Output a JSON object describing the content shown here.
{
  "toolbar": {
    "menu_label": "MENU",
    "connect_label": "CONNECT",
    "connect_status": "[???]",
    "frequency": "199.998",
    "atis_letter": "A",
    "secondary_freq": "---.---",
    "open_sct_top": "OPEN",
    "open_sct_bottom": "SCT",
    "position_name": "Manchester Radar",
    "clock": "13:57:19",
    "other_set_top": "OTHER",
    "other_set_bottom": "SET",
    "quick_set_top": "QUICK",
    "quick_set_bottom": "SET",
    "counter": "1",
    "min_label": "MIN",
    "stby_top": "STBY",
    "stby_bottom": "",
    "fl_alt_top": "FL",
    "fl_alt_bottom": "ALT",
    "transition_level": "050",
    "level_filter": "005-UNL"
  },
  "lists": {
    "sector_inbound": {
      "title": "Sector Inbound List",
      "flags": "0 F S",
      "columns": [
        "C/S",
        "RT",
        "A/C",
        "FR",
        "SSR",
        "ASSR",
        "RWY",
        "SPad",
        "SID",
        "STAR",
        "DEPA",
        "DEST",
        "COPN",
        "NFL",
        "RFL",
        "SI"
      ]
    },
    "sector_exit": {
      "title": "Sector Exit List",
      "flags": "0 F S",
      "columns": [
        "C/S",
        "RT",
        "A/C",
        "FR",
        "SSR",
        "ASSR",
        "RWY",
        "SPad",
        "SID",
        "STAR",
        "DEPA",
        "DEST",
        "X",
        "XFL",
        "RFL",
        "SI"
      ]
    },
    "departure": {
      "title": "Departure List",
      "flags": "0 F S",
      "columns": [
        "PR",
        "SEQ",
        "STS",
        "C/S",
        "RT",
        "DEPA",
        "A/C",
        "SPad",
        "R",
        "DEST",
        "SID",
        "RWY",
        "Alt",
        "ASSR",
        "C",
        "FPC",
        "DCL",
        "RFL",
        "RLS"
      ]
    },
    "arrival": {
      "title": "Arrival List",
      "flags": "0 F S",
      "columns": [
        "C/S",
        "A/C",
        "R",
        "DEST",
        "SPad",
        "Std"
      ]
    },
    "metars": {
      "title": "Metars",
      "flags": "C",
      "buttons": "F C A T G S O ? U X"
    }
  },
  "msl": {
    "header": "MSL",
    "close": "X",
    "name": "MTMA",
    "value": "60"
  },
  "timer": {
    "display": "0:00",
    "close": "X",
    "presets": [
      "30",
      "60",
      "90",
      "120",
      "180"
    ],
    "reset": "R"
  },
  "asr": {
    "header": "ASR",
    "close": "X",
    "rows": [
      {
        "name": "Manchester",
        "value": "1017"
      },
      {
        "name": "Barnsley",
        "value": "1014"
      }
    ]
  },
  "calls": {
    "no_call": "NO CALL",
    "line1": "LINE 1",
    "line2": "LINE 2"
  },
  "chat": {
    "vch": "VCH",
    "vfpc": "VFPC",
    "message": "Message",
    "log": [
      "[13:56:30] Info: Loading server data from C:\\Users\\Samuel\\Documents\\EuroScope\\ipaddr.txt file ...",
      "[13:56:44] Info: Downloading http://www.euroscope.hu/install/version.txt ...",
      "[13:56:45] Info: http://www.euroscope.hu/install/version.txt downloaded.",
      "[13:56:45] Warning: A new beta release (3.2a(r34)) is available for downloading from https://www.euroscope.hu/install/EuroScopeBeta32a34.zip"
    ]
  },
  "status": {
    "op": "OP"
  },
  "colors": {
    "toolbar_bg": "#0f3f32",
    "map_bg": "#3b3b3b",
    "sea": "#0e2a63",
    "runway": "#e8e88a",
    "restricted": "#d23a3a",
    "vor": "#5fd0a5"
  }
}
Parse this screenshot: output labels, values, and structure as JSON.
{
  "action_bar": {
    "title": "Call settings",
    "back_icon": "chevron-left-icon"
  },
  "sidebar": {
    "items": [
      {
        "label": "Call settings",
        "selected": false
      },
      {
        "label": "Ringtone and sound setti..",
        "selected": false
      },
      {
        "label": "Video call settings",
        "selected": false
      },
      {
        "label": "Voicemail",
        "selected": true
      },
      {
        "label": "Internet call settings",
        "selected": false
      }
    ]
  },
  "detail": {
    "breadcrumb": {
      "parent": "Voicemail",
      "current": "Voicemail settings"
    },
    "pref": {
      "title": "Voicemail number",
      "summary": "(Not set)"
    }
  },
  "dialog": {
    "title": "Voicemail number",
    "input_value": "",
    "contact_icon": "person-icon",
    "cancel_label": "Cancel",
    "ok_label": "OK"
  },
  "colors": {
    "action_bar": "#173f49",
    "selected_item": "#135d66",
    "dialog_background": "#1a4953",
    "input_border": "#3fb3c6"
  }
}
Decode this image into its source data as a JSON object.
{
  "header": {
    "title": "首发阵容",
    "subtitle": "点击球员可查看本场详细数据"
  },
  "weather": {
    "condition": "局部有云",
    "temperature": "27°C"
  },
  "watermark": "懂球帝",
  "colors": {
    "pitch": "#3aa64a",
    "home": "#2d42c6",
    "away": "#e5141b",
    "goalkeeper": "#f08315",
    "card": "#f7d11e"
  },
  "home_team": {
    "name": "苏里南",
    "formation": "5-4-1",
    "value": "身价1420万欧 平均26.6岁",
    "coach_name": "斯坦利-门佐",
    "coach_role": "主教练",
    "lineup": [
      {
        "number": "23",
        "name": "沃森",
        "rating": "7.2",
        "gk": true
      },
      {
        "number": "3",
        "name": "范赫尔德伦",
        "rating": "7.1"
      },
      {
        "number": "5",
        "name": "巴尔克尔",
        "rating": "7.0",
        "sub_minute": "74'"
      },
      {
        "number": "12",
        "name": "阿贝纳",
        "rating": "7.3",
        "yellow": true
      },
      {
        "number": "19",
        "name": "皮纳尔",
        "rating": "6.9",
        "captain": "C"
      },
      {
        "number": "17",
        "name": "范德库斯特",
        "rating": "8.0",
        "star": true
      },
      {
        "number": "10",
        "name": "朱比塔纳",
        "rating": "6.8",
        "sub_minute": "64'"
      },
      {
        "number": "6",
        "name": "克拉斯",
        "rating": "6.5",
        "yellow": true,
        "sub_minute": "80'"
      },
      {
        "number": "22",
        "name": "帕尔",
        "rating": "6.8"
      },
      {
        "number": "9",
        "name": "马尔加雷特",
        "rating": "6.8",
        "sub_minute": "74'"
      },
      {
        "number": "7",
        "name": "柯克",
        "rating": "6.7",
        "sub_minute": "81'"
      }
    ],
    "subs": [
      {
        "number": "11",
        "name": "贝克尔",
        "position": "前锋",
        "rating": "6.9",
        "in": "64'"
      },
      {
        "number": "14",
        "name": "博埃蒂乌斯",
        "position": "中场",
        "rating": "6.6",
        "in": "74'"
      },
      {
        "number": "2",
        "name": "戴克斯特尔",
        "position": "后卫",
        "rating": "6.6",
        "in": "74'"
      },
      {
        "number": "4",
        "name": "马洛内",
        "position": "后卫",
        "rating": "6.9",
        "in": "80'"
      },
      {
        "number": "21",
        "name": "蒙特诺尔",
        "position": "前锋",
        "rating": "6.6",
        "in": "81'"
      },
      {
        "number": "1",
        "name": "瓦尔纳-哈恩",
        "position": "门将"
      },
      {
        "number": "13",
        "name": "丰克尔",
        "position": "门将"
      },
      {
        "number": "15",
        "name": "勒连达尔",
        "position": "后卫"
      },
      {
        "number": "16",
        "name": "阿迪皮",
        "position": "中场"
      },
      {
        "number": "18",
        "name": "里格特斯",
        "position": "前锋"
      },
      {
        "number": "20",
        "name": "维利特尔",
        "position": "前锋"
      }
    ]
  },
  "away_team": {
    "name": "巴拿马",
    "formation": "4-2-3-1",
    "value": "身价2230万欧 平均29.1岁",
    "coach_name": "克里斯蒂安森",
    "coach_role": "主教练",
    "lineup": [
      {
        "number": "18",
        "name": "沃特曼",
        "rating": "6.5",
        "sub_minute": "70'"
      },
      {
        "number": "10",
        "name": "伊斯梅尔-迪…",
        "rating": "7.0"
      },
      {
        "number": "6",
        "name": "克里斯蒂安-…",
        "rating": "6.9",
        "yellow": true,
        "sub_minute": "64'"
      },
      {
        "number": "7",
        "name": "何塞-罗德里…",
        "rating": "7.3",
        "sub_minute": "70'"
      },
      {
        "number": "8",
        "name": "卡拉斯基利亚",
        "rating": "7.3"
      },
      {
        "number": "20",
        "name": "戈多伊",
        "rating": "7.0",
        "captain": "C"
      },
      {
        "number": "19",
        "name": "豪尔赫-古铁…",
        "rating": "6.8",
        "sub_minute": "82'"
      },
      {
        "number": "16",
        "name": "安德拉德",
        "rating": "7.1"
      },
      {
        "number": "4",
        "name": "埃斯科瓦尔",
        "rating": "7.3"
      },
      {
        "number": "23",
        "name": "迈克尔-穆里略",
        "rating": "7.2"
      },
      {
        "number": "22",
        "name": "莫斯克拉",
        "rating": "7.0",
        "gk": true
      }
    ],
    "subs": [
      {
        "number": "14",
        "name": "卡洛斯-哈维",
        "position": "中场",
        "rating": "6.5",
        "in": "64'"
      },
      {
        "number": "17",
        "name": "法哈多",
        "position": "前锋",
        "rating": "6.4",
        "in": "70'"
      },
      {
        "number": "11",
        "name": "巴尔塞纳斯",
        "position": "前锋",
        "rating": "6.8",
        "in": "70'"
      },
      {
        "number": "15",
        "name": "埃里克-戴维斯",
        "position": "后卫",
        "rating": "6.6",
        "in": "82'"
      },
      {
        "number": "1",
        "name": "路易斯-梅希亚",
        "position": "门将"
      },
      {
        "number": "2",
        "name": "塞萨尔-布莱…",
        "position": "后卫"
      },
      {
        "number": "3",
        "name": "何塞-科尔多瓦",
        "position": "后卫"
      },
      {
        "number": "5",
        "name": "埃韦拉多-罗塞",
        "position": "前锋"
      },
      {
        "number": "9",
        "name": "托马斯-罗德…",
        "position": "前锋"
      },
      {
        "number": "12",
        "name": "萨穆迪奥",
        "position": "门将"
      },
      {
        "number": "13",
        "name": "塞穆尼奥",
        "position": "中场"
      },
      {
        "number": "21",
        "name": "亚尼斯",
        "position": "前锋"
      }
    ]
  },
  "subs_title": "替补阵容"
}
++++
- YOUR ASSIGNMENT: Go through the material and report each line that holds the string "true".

- SOLUTION TO THE EXERCISE:
        "selected": true
        "gk": true
        "yellow": true
        "star": true
        "yellow": true,
        "yellow": true,
        "gk": true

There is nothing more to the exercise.